OSIRIS-REx successfully stows sample of asteroid Bennu

OSIRIS-REx successfully stows sample of asteroid Bennu
Taken on Oct. 28 by NASA’s OSIRIS-REx spacecraft, this image shows the collector head after it was separated from the Touch-And-Go Sample Acquisition Mechanism arm. The collector head is secured onto the capture ring in the Sample Return Capsule. Credit: NASA/Goddard/University of Arizona/Lockheed Martin

NASA’s University of Arizona-led OSIRIS-REx mission has successfully stowed the spacecraft’s Sample Return Capsule and its abundant sample of asteroid Bennu. On Oct. 28, the mission team sent commands to the spacecraft, instructing it to close the capsule—marking the end of one of the most challenging phases of the mission.


“I’m very thankful that our team worked so hard to get this sample stowed as quickly as they did,” said Dante Lauretta, OSIRIS-REx principal investigator and a professor planetary sciences at the University of Arizona. “Now, we can look forward to receiving the sample here on Earth and opening up that capsule.”

“This achievement by OSIRIS-REx on behalf of NASA and the world has lifted our vision to the higher things we can achieve together, as teams and nations,” said NASA Administrator Jim Bridenstine. “Together, a team comprising industry, academia and international partners, and a talented and diverse team of NASA employees with all types of expertise, has put us on course to vastly increase our collection on Earth of samples from space. Samples like this are going to transform what we know about our universe and ourselves, which is at the base of all NASA’s endeavors.”

The mission team spent two days working around the clock to carry out the stowage procedure, with preparations for the stowage event beginning Oct. 24. The process to stow the sample is unique compared to other spacecraft operations and required the team’s continuous oversight and input over the two-day period. For the spacecraft to proceed with each step in the stowage sequence, the team had to assess images and telemetry from the previous step to confirm the operation was successful and the spacecraft was ready to continue.
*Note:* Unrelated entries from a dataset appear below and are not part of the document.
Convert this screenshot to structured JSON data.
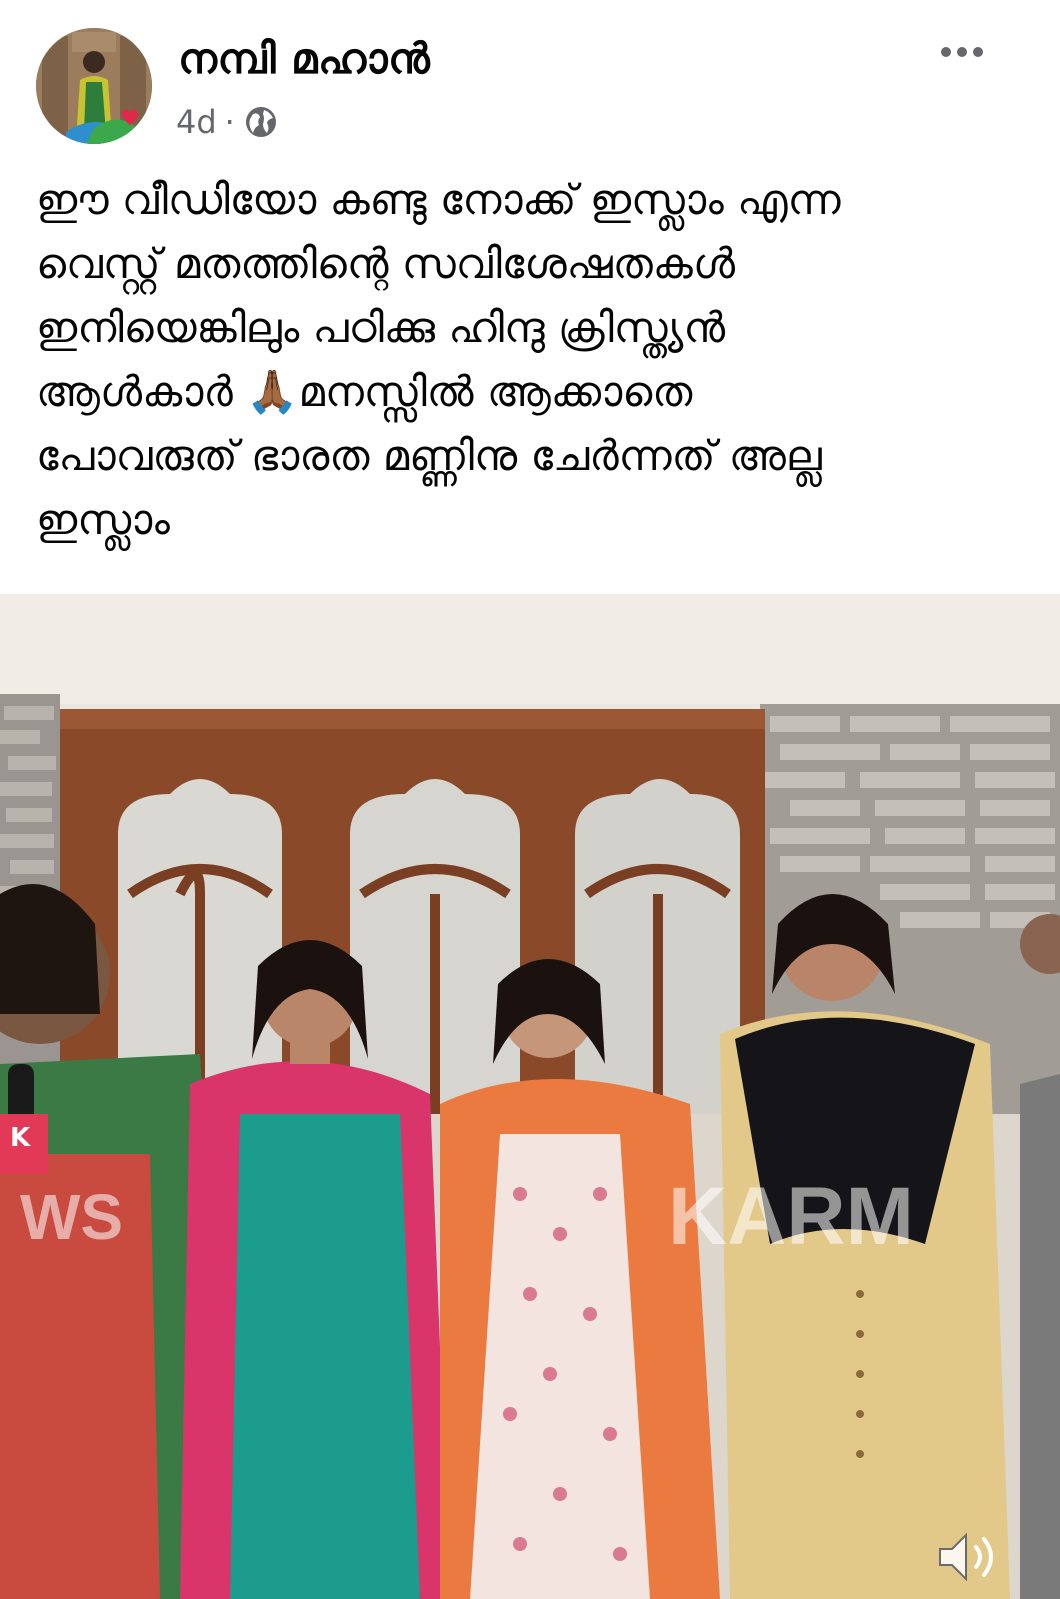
{
  "post": {
    "author": "നമ്പി മഹാൻ",
    "time": "4d",
    "separator": "·",
    "privacy_icon": "globe-icon",
    "more_icon": "more-dots-icon",
    "text": "ഈ വീഡിയോ കണ്ടു നോക്ക് ഇസ്ലാം എന്ന\nവെസ്റ്റ് മതത്തിന്റെ സവിശേഷതകൾ\nഇനിയെങ്കിലും പഠിക്കു ഹിന്ദു ക്രിസ്ത്യൻ\nആൾകാർ 🙏🏾മനസ്സിൽ ആക്കാതെ\nപോവരുത് ഭാരത മണ്ണിനു ചേർന്നത് അല്ല\nഇസ്ലാം"
  },
  "video": {
    "watermark_left": "WS",
    "watermark_right": "KARM",
    "mic_logo": "K",
    "mute_icon": "speaker-icon"
  },
  "colors": {
    "text": "#050505",
    "secondary": "#65676b"
  }
}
Given that OSIRIS-REx is currently more than 205 million miles from Earth, this required the team to also work with a greater than 18.5-minute time delay for signals traveling in each direction.

Throughout the process, the OSIRIS-REx team continually assessed the Touch-And-Go Sample Acquisition Mechanism’s wrist alignment to ensure the collector head was being placed properly into the Sample Return Capsule. Additionally, the team inspected images to observe any material escaping from the collector head to confirm that no particles would hinder the stowage process. StowCam images of the stowage sequence show that a few particles escaped during the stowage procedure, but the team is confident that a plentiful amount of material remains inside of the head.

“Given the complexity of the process to place the sample collector head onto the capture ring, we expected that it would take a few attempts to get it in the perfect position,” said Rich Burns, OSIRIS-REx project manager at NASA’s Goddard Space Flight Center in Greenbelt, Maryland. “Fortunately, the head was captured on the first